I came across a study yesterday (thanks to my colleague Kevin Neeld) on ice hockey and the relationship of physiological components with actual on-ice performance. Before discussing the results of the study, what I found especially interesting with this specific study is that they were interested in the actual on-ice performance during games. Most studies measuring physiological attributes (such as strength, speed, VO2 max, body fat, etc) usually relate these aspects to on-ice performance, but not very often to actual in-game performance; results will most of the time be compared to on-ice skating speed, endurance and the like.
In this study by Peyer et Al., the physiological measures were compared to in-game performance in the form of plus/minus scores. The characteristics measured were:
- Body mass
- Body fat %
- VO2 Max
- Repeated off-ice speed test (in the form of 12 x 110 meters sprints)
- Strength tests (in the form of push ups, chin ups, leg press and bench press)
- On-ice speed tests (dot-to-dot, short lightning, and lap sprint)
- Plus/minus on the ice during games
A significant correlation was found between the repeated off-ice sprint test, 3 strength tests (chin ups, leg press and bench press) and the plus/minus scores. The players who performed the best on the repeated sprint test and the 3 strength tests had a better plus/minus score. What is equally interesting to me is that body fat percentage and Vo2 max, which are two highly rated and utilized tests in the hockey community, had no relevance whatsoever with actual in-game performance.
If you’ve been using a no-nonsense approach to training hockey players (prioritizing strength, using an interval-based system for conditioning, etc) you’re probably not very surprised by the results of this study.

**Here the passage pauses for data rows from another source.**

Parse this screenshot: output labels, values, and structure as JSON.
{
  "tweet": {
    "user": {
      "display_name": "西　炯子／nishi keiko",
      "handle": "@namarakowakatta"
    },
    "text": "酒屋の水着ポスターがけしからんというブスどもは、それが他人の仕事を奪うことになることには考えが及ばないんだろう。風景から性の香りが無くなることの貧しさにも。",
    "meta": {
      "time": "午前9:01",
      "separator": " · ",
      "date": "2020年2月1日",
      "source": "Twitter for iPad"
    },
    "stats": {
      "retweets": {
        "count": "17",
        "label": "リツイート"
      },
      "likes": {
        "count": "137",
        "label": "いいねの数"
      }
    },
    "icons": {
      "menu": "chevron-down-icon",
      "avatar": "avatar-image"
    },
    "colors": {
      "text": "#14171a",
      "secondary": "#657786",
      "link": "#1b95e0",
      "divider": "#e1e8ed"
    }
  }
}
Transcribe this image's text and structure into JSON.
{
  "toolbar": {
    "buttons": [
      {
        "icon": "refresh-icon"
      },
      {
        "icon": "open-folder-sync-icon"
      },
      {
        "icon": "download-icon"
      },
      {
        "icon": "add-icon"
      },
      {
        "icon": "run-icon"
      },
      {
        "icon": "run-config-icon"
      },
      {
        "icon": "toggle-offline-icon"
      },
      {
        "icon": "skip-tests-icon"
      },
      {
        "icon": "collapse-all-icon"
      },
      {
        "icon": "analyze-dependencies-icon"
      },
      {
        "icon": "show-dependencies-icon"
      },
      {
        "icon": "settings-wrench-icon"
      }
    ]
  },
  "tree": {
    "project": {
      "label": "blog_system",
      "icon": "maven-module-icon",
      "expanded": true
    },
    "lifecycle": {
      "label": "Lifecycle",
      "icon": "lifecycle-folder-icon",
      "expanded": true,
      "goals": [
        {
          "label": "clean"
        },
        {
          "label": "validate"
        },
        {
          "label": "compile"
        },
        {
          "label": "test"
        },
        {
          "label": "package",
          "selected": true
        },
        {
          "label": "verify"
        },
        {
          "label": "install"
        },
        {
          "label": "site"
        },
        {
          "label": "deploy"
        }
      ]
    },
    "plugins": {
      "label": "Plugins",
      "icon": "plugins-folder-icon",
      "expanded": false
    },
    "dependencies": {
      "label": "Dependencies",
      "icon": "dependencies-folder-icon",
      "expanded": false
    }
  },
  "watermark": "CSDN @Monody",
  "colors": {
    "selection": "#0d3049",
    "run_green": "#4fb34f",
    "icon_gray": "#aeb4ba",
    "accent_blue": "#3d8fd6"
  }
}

It’s interesting to me that the research world is actually coming up with concrete results that support and back some of the stuff we’ve been trying to spread in the strength and conditioning world.
It is obvious that there is a need for more research to be done on physiological components and their relation to in-game performance, as this study (like any study out there) has its flaws. The first one is the fact that the study has been done on only one college hockey team (NCAA D-1), so only 24 players were part of the study. In an ideal world we would want a bigger sample of players to contribute to the results. Also, the in-game measure that was used was the plus/minus score of each player. Although the plus/minus score gives a good idea about a player’s offensive and defensive abilities and reflects on-ice performance decently, there are other factors that affect this score. For example, the goalie’s performance can positively or negatively affect the outcome of one player’s plus/minus; if the goalie is really good and allows very few goals during games, even when he faces a lot of shots, it can positively affect a player’s plus/minus score. And the opposite is also true if the goalie is terrible and allows many goals, the plus/minus score will be affected negatively.
In conclusion, this study gives us a good lead on what might be more appropriate tests that actually co-relate to in-game performance and what physiological attributes might be more relevant for hockey players to focus on.
Peyer KL, Pivarnik JM, Eisenmann JC, Vorkapich M. (2011). Physiological characteristics of national collegiate athletic association division I ice hockey players and their relation to game performance. Journal of Strength and Conditioning Research, 25(5):1183-92.